on 17 March 2017 by Aaron
The face of shared living is not what you would think, according to an analysis by Flatmates.com.au, which found those traditionally linked to sharing– namely students and travellers— are now in the minority.
The analysis of person listings created on the site over the past six months revealed what a typical flatmate looks like in each city or region.
Of the 15 cities and regions featured, 11 were identified as having mostly full-time employed persons looking for shared accommodation.
Students formed the majority in the remaining four locations.
Sharer profiles by major city
Full-time employed female flatmates with an average age of 27 were the most common in Sydney, Perth, the Gold Coast and Townsville.
In Melbourne and Brisbane, it was full-time employed males with average ages of 29 and 30, respectively.
Chief executive officer of Flatmates.com.au, Thomas Clement, said the results were a sign of the times with increased housing costs holding people back from progressing down the property cycle.
“As housing becomes less affordable, people are being forced to do things later in life.”
“People are moving out of the family home later, staying in shared homes longer and, if they’re exceptionally lucky, purchasing their own place at a much older age than their parents.”
“With aspirations of home-ownership so out of reach, it’s not surprising that those in their 20s are living at home or in share longer and putting their money into experiences such as travel.”
The profiles were created by taking the majority employment trait of each region, then further analysing by gender and average age— based on information supplied by members on their listings.
Clement stressed that while the profiles identified the most common, it was also important to remember that people seeking shared accommodation were varied and diverse.
“We feel it’s important to show what typical flatmate looks like today to highlight who actually shares homes, but we should also remember that a flatmate can come in any employment type, gender or age.”
“People looking at shared living can sometimes be held back thinking it’s only a young persons game, or that it’s homes with dishes piled by the sink and packed with students—which is not the majority in 2017.”
Sharer profiles by occupation, gender and (average age) for each major city and region
53% of those looking for shared accommodation nationally were female with the average age hovering at 25 years.

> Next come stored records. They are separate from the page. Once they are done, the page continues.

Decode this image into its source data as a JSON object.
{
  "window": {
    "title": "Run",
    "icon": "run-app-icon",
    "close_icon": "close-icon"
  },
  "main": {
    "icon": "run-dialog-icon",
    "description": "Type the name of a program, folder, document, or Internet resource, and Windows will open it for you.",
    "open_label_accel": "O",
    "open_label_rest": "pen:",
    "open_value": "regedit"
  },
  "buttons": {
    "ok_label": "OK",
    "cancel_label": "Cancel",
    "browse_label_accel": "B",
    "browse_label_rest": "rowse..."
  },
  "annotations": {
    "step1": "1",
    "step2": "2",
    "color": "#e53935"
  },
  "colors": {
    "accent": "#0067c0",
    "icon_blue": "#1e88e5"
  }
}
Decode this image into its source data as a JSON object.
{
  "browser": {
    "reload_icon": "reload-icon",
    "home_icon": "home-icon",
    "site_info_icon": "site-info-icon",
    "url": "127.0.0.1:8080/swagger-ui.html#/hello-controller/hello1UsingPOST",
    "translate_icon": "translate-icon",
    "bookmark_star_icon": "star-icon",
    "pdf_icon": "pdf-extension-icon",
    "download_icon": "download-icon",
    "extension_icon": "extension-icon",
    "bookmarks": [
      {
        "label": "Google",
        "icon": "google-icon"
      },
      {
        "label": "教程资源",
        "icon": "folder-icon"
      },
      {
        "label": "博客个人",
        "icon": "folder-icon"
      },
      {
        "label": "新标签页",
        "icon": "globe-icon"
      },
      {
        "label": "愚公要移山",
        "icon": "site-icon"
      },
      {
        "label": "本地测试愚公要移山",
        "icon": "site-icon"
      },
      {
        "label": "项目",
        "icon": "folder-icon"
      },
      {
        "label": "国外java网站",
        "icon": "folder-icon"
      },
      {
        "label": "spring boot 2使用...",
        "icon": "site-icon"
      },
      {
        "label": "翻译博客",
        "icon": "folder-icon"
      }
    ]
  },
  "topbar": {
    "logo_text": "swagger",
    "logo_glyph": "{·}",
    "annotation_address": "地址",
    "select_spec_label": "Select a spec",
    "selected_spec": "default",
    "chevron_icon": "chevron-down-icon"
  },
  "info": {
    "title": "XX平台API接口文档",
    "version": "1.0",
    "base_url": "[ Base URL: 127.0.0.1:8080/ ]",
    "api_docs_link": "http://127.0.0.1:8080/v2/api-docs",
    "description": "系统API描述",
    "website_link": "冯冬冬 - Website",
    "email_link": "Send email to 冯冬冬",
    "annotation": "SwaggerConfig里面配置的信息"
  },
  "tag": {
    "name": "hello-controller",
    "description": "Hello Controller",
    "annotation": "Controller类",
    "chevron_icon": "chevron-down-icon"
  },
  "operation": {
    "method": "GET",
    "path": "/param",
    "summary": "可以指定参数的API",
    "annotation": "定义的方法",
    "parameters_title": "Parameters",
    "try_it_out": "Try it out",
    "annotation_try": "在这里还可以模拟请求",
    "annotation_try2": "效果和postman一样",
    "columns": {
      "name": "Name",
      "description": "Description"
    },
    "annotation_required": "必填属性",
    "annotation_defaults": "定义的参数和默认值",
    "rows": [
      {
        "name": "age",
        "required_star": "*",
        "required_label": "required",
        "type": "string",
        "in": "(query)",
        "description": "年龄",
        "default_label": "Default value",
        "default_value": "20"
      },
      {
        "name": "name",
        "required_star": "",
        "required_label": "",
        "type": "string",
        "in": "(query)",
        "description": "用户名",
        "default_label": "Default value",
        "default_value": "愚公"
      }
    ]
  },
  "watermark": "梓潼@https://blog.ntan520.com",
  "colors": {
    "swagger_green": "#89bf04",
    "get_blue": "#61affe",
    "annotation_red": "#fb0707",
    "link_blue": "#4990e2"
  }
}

Males had a higher average age at 27.
The gender split for full-time workers nationally was 50/50, however, for students females made up the majority with 57%.